  1. Thanks for the article, April. You caught my interest by mentioning Shusaku Endo. At one time we had his book Silence, and we probably even read it, but my guess is it stayed in Japan, as did most of our books. Sad that Endo took his own life in the end.

    Japan is trying to wipe out their history of Christian martyrs. In our early days, we visited the martyrs parks in Unzen in western Japan. There were many crosses where Christians had been pushed into the hot springs. However, in recent years, all those crosses have disappeared. You just go there to see the hot springs. Sad.

    In some places history keeps its place. In 1967 we started a church in the city of Oita. In the centre of the city is a statue of Frances Xavier, with a cement wall relief map of the world behind him. He holds a Bible in his outstretched hand. More another time.

    Blessings,

    Mary

    • Thank you for sharing, Mary. At one point in his book, Makoto Fujimura writes about standing on Martyrs Hill in Nagasaki where 26 men and 3 children were crucified: “for a moment their suffering seemed incalculable to me.” I can imagine that feeling at the hot springs you mention as well.

  2. We have seen the memorial with the 26 martyrs and children in Nagasaki. Could I do that? We will never know unless such a time comes for us. In the meantime, I have many Japanese friends in Japan and here in Canada that are in need of prayer and encouragement! Can I be faithful in this?

  3. “finely articulated splendor”: how sobering and moving this phrase is — Fujimura’s medium, itself, eloquent by its nature, the singular crushing into shards, the mixing and blending with traditional Japanese adhesive, the rendering of brokenness into new form.

    I had a private class in Japanese printmaking, 40-some years ago. The attention to tools as well as design and process washes over me anew as I type this. Each print was unique, depending on how the pigments were applied to the wood. You have brought back a memory I want to further ponder. Thank you.

    My understanding is wildly inadequate for your question, comfortable Westerner that I am. Surely a hidden faith lives in a person by grace and gift — that which also fuels and sustains a martyr’s joy.
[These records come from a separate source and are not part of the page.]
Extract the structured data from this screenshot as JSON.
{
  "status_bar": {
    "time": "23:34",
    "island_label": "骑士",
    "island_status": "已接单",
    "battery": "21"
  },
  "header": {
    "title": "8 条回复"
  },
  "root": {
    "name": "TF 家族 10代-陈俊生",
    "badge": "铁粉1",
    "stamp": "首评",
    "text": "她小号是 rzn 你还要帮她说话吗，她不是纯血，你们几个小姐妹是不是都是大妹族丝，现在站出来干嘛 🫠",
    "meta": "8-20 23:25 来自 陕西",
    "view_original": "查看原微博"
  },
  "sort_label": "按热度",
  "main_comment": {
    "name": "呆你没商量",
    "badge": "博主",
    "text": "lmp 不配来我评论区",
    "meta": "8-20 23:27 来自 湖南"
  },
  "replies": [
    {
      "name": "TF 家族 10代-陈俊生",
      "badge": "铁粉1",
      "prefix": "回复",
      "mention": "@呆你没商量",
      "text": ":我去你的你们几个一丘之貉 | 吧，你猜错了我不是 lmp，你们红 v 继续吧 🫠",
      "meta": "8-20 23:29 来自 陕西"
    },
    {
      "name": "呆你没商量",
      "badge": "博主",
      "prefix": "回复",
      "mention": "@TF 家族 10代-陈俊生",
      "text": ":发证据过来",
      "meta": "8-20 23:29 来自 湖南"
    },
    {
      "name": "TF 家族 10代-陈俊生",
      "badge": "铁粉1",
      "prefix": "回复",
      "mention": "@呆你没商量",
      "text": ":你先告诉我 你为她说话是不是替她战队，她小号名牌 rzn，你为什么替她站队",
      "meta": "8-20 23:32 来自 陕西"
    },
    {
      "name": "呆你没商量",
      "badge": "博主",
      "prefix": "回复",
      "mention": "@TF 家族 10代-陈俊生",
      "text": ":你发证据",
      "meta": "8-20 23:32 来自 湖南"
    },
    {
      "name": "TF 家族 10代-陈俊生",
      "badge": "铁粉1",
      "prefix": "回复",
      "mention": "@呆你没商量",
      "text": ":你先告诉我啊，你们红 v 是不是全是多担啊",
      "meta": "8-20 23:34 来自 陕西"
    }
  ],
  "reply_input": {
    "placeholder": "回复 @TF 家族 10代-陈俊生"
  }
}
I’ve been aware of Endo’s book for a long time but have lacked the courage to read it. I want to read the Fujimura book now, and thank you for telling us about it. Perhaps it will help me with your question . . .

    Thank you so much for this richly challenging post, April!

    • I took my time reading Silence & Beauty, and even then it was another few months before I felt ready to write about it. Like you, Laurie, I haven’t read Endo’s novel, and I don’t think I’ll see the movie either, but Fujimura’s reflection is well worth reading and raises good questions. I’m glad too that this review brought back memories of your Japanese printmaking class–maybe you’ll blog about that sometime too.